*Items from a data source*
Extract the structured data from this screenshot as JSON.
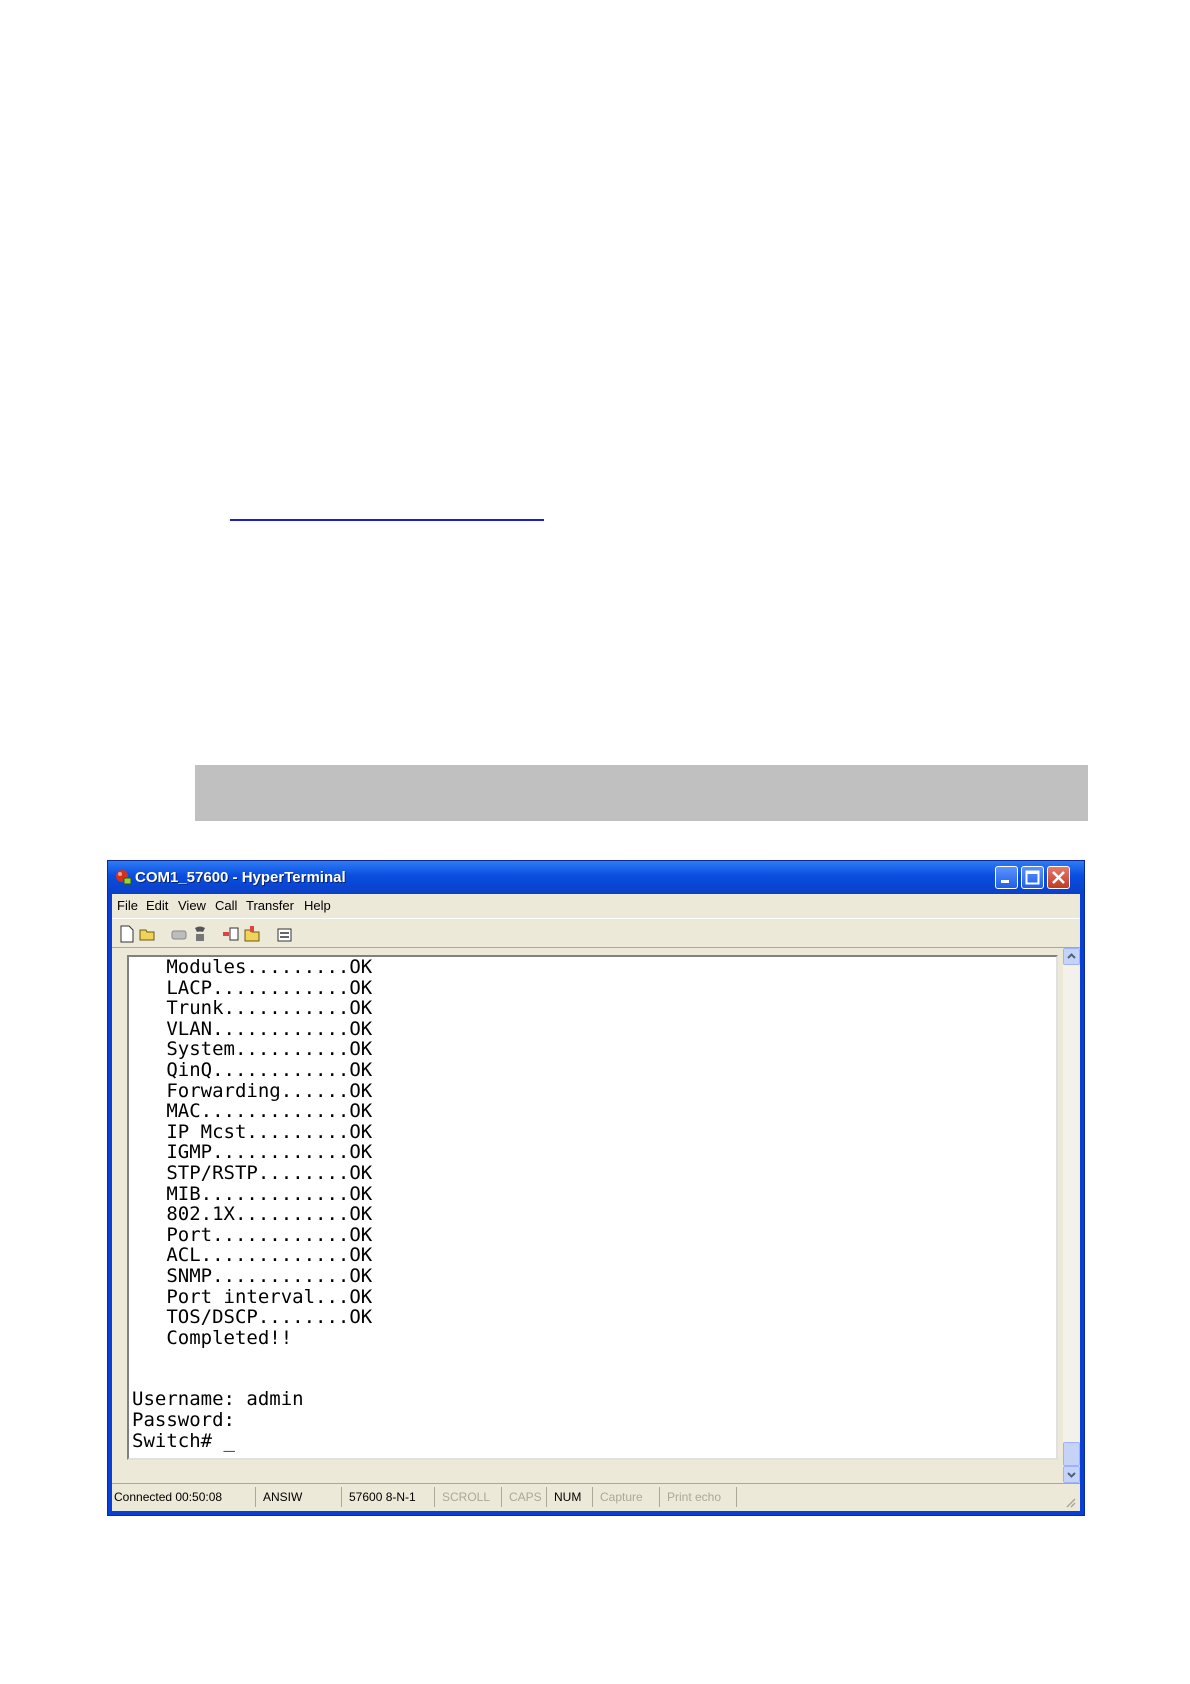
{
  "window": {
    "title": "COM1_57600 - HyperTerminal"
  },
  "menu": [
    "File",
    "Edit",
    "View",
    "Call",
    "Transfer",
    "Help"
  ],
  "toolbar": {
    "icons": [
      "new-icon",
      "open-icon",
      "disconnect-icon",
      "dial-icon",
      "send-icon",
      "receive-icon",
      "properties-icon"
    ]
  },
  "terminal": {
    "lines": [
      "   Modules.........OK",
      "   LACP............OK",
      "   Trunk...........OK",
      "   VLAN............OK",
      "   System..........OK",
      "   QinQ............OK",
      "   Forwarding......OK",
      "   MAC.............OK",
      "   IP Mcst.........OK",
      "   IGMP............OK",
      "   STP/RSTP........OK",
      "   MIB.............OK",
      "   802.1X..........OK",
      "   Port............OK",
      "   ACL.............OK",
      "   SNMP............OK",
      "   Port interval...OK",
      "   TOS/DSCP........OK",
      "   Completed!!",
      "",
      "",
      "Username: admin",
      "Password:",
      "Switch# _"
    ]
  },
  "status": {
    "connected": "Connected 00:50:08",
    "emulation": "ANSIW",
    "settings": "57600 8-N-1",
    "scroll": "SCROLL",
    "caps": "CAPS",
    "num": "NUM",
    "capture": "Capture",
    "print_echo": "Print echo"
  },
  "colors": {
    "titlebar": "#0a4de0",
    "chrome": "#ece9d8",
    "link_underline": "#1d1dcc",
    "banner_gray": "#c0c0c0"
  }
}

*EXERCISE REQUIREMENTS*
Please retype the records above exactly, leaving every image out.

*SOLUTION TO THIS PROBLEM*
Extract the structured data from this screenshot as JSON.
{
  "window": {
    "title": "COM1_57600 - HyperTerminal"
  },
  "menu": [
    "File",
    "Edit",
    "View",
    "Call",
    "Transfer",
    "Help"
  ],
  "toolbar": {
    "icons": [
      "new-icon",
      "open-icon",
      "disconnect-icon",
      "dial-icon",
      "send-icon",
      "receive-icon",
      "properties-icon"
    ]
  },
  "terminal": {
    "lines": [
      "   Modules.........OK",
      "   LACP............OK",
      "   Trunk...........OK",
      "   VLAN............OK",
      "   System..........OK",
      "   QinQ............OK",
      "   Forwarding......OK",
      "   MAC.............OK",
      "   IP Mcst.........OK",
      "   IGMP............OK",
      "   STP/RSTP........OK",
      "   MIB.............OK",
      "   802.1X..........OK",
      "   Port............OK",
      "   ACL.............OK",
      "   SNMP............OK",
      "   Port interval...OK",
      "   TOS/DSCP........OK",
      "   Completed!!",
      "",
      "",
      "Username: admin",
      "Password:",
      "Switch# _"
    ]
  },
  "status": {
    "connected": "Connected 00:50:08",
    "emulation": "ANSIW",
    "settings": "57600 8-N-1",
    "scroll": "SCROLL",
    "caps": "CAPS",
    "num": "NUM",
    "capture": "Capture",
    "print_echo": "Print echo"
  },
  "colors": {
    "titlebar": "#0a4de0",
    "chrome": "#ece9d8",
    "link_underline": "#1d1dcc",
    "banner_gray": "#c0c0c0"
  }
}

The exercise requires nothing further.